WHAT THE EXERCISE ASKS: The word "with" appears in some lines of the entries. Say how many, and give nothing but the number.

EXTRACTED DATA:

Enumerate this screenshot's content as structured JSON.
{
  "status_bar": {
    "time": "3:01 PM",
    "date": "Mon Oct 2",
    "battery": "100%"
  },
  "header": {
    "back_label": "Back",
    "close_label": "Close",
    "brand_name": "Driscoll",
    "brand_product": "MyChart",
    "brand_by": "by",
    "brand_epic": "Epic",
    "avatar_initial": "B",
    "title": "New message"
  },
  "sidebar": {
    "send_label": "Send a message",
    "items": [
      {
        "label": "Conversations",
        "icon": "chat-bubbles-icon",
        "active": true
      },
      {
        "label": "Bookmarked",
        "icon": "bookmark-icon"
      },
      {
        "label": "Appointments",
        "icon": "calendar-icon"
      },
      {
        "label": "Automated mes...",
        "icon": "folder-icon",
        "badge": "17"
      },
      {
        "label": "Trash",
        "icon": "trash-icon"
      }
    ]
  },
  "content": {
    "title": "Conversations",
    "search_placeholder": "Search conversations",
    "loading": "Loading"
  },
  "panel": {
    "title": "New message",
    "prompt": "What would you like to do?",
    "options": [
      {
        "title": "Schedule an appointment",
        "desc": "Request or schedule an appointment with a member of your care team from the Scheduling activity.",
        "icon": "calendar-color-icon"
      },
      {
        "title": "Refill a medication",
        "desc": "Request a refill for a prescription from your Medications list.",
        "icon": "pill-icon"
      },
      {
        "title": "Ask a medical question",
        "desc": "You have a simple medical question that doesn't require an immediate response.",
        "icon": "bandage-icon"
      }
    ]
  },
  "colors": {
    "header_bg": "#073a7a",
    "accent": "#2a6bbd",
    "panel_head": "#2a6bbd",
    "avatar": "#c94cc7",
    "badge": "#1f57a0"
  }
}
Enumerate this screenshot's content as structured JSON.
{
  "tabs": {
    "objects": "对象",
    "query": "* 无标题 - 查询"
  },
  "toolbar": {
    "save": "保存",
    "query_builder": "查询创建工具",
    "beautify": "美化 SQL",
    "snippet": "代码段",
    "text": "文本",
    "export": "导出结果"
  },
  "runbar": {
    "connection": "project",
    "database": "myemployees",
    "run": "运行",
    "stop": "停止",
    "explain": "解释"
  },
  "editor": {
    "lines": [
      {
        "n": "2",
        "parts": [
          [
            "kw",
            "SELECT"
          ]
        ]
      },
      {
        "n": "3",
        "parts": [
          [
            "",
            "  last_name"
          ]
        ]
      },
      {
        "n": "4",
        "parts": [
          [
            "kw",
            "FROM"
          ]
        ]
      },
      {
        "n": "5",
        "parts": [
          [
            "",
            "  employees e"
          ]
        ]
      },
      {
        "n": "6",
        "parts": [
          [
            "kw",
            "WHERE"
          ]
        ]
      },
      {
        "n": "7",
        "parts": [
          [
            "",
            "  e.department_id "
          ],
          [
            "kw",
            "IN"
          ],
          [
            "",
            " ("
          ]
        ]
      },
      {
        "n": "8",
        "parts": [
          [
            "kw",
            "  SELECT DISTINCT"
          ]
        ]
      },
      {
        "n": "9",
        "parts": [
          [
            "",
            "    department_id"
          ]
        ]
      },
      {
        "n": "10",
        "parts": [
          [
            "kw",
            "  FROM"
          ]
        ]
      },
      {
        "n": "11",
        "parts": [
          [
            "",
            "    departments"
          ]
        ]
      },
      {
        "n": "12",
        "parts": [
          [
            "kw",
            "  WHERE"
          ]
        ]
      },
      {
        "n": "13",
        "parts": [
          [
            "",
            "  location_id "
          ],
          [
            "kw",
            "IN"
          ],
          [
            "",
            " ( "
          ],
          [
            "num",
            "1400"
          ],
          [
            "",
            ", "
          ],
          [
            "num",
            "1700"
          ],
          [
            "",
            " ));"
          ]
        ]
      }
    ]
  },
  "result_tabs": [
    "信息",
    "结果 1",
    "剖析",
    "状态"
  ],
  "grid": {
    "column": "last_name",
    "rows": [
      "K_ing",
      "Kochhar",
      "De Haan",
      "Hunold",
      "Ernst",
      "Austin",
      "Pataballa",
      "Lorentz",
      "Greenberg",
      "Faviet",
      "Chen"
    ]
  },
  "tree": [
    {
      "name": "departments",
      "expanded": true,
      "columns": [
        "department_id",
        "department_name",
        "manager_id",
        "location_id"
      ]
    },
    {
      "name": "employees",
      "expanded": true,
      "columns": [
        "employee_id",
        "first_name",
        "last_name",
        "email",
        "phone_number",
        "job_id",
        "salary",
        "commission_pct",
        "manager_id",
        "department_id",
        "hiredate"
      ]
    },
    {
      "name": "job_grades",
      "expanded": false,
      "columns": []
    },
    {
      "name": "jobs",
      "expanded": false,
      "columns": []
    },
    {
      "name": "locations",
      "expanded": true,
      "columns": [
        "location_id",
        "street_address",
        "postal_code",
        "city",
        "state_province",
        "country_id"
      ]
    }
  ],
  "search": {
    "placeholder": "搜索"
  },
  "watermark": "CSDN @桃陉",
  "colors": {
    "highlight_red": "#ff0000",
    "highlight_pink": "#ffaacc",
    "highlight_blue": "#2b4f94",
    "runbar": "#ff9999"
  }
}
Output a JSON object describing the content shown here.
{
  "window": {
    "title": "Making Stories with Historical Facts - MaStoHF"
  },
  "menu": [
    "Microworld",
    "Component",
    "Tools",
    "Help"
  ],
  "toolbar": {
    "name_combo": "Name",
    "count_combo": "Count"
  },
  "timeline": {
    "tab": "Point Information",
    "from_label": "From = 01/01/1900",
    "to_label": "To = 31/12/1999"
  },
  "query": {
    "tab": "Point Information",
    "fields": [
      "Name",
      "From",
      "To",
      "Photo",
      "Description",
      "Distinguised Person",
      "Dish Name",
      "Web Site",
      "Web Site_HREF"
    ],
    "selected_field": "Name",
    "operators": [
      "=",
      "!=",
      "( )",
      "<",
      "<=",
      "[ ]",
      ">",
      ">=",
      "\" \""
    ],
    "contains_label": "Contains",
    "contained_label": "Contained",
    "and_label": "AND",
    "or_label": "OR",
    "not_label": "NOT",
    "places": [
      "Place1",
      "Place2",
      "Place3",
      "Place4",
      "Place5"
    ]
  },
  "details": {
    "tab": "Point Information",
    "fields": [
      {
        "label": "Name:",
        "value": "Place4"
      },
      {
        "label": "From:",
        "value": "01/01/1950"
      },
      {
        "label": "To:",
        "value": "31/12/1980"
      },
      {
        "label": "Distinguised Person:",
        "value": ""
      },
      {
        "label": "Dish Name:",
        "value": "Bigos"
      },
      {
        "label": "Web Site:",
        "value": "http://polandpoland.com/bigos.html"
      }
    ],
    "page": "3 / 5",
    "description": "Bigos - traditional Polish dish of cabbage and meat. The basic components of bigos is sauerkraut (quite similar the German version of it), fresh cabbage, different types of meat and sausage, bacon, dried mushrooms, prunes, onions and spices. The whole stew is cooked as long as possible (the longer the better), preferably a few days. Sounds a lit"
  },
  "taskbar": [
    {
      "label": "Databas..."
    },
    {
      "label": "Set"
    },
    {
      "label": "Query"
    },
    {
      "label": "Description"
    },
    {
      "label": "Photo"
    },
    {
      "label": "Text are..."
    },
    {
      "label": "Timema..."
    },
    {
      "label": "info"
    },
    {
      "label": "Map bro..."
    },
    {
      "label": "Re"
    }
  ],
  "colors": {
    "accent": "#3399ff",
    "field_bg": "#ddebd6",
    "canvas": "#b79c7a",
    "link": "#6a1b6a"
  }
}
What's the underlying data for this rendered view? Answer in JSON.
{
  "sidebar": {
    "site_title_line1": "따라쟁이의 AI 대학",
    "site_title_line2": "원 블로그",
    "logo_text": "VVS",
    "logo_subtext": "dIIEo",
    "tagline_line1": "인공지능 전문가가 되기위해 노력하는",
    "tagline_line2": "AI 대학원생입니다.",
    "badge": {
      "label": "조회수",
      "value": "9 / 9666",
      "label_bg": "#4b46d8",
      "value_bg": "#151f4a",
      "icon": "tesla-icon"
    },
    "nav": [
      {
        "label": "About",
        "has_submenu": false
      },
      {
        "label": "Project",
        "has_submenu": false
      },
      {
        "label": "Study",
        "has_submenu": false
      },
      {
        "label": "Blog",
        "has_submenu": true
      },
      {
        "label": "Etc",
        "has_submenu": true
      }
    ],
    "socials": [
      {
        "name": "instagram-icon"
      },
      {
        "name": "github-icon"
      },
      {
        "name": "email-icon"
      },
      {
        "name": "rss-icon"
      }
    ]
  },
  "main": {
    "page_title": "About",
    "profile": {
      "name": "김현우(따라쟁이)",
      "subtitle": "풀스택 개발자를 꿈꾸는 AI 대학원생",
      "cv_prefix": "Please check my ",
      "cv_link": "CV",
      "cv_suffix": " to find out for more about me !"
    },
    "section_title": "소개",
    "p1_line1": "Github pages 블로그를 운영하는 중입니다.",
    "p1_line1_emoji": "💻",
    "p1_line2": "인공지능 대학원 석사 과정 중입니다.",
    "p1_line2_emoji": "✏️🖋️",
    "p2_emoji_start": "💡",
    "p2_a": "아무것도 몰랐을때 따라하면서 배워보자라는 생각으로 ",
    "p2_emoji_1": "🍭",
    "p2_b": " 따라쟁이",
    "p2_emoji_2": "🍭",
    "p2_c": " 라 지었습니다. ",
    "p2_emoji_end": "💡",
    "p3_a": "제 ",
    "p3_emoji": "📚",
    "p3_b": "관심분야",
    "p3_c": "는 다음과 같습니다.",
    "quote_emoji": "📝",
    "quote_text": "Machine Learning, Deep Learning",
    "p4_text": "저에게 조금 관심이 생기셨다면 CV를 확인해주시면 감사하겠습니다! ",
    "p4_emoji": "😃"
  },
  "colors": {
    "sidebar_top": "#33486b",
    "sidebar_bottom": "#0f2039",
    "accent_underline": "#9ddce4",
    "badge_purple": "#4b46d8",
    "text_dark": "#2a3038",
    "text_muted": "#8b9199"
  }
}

EXPECTED ANSWER: 2